It’s that time of year, when your Instagram, Facebook, and Twitter feed is full of messages of both support and anger for International Women’s Day.
My concern is how feminism and the word "feminist" still has a negative connotation. I don’t understand this. Just recently Emma Watson was pilloried for her Vanity Fair shoot - a shoot that saw her wearing a beautiful crochet cardigan with some of her breasts exposed. As well as playing our beloved Hermione, she has a bachelor's degree in English Literature, is a UN Women Goodwill Ambassador, and is the founder of a feminist book club by the name of Our Shared Shelf Group.
The reaction from social media was to be expected with many people saying that you can’t wear that and be a feminist – and it gave rise to #whatfeministswear on Twitter. Some of the reactions implied that because she wore this outfit, her membership to the feminist club was going to be revoked.
I think we may have missed the point. Feminism is about choice.
- Equal choice.
- Women can choose to stay home or work.
- Women can choose to wear make-up, or none.
- Women can choose to dress up or dress down.

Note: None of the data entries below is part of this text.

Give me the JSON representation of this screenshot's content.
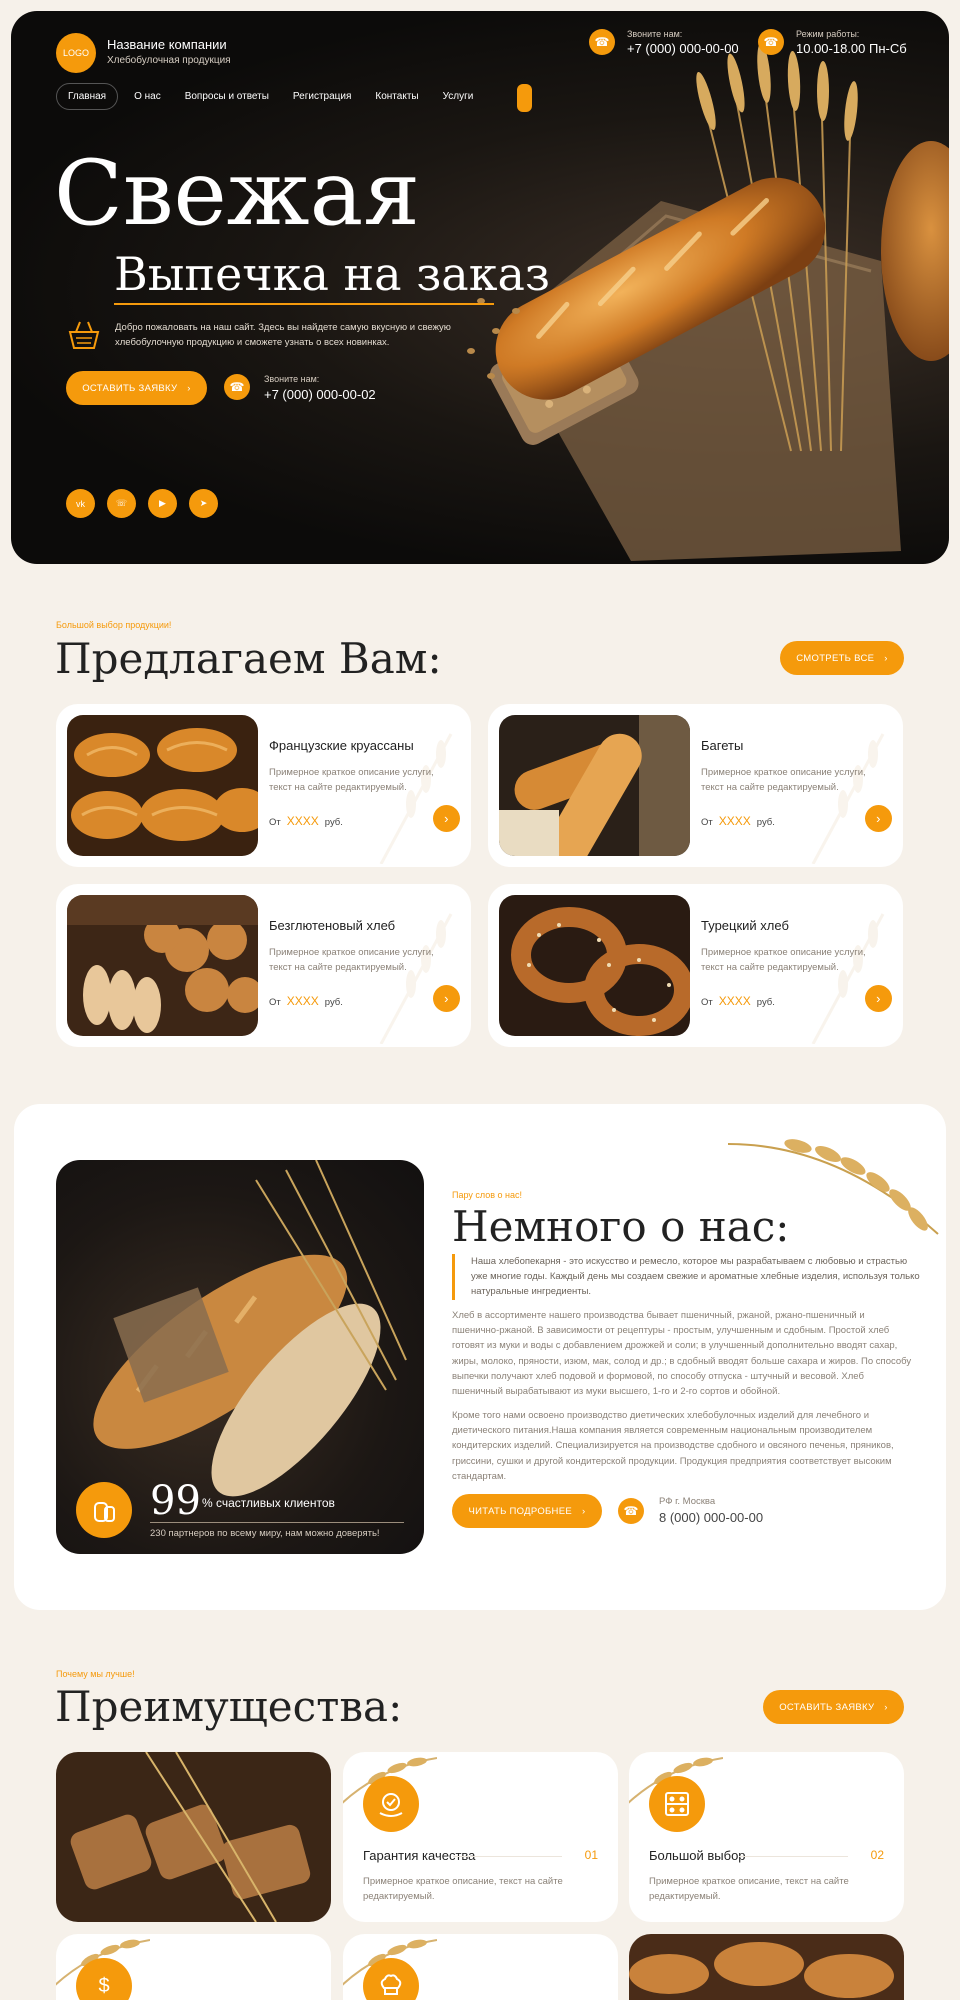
{
  "header": {
    "logo": "LOGO",
    "company_name": "Название компании",
    "company_sub": "Хлебобулочная продукция",
    "call_label": "Звоните нам:",
    "call_phone": "+7 (000) 000-00-00",
    "hours_label": "Режим работы:",
    "hours_value": "10.00-18.00 Пн-Сб"
  },
  "nav": [
    "Главная",
    "О нас",
    "Вопросы и ответы",
    "Регистрация",
    "Контакты",
    "Услуги"
  ],
  "hero": {
    "title": "Свежая",
    "subtitle": "Выпечка на заказ",
    "description": "Добро пожаловать на наш сайт. Здесь вы найдете самую вкусную и свежую хлебобулочную продукцию и сможете узнать о всех новинках.",
    "cta": "ОСТАВИТЬ ЗАЯВКУ",
    "phone_label": "Звоните нам:",
    "phone": "+7 (000) 000-00-02",
    "socials": [
      "vk-icon",
      "whatsapp-icon",
      "youtube-icon",
      "telegram-icon"
    ]
  },
  "offer": {
    "eyebrow": "Большой выбор продукции!",
    "title": "Предлагаем Вам:",
    "see_all": "СМОТРЕТЬ ВСЕ",
    "price_from": "От",
    "price_value": "XXXX",
    "price_unit": "руб.",
    "products": [
      {
        "title": "Французские круассаны",
        "desc": "Примерное краткое описание услуги, текст на сайте редактируемый."
      },
      {
        "title": "Багеты",
        "desc": "Примерное краткое описание услуги, текст на сайте редактируемый."
      },
      {
        "title": "Безглютеновый хлеб",
        "desc": "Примерное краткое описание услуги, текст на сайте редактируемый."
      },
      {
        "title": "Турецкий хлеб",
        "desc": "Примерное краткое описание услуги, текст на сайте редактируемый."
      }
    ]
  },
  "about": {
    "eyebrow": "Пару слов о нас!",
    "title": "Немного о нас:",
    "quote": "Наша хлебопекарня - это искусство и ремесло, которое мы разрабатываем с любовью и страстью уже многие годы. Каждый день мы создаем свежие и ароматные хлебные изделия, используя только натуральные ингредиенты.",
    "p1": "Хлеб в ассортименте нашего производства бывает пшеничный, ржаной, ржано-пшеничный и пшенично-ржаной. В зависимости от рецептуры - простым, улучшенным и сдобным. Простой хлеб готовят из муки и воды с добавлением дрожжей и соли; в улучшенный дополнительно вводят сахар, жиры, молоко, пряности, изюм, мак, солод и др.; в сдобный вводят больше сахара и жиров. По способу выпечки получают хлеб подовой и формовой, по способу отпуска - штучный и весовой. Хлеб пшеничный вырабатывают из муки высшего, 1-го и 2-го сортов и обойной.",
    "p2": "Кроме того нами освоено производство диетических хлебобулочных изделий для лечебного и диетического питания.Наша компания является современным национальным производителем кондитерских изделий. Специализируется на производстве сдобного и овсяного печенья, пряников, гриссини, сушки и другой кондитерской продукции. Продукция предприятия соответствует высоким стандартам.",
    "cta": "ЧИТАТЬ ПОДРОБНЕЕ",
    "location": "РФ г. Москва",
    "phone": "8 (000) 000-00-00",
    "stat_value": "99",
    "stat_label": "% счастливых клиентов",
    "stat_sub": "230 партнеров по всему миру, нам можно доверять!"
  },
  "advantages": {
    "eyebrow": "Почему мы лучше!",
    "title": "Преимущества:",
    "cta": "ОСТАВИТЬ ЗАЯВКУ",
    "items": [
      {
        "title": "Гарантия качества",
        "num": "01",
        "desc": "Примерное краткое описание, текст на сайте редактируемый."
      },
      {
        "title": "Большой выбор",
        "num": "02",
        "desc": "Примерное краткое описание, текст на сайте редактируемый."
      }
    ]
  },
  "colors": {
    "accent": "#f59a0c",
    "background": "#f6f1ea",
    "hero_dark": "#0c0b0a"
  }
}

- Women can choose to have kids or not.
Oh, and so can men. That’s the point.
On the kids theme, one of my favorite authors is Caitlin Moran, who wrote How to be a Girl and in an interview about the book she said this about women who don’t have kids:
"The word 'barren' tells you everything you need to know. The word 'spinster' tells you everything you need to know about our attitude of women who choose not to marry… Imagine if you saw George Clooney on the cover of a magazine every week with: 'Is George broody? Is George gonna adopt a baby? When is George gonna have another kid?' It would just seem weird. We'd seem demented, yet it's totally valid for women."
She also tweeted this morning for International Women’s Day – “I know this sentence sounds nuts, but Emma Watson has hidden copies of "How To Be A Woman" across the world for #InternationalWomensDay”
Happy International Women's Day.
Tara O'Sullivan is Chief Creative Officer at Skillsoft.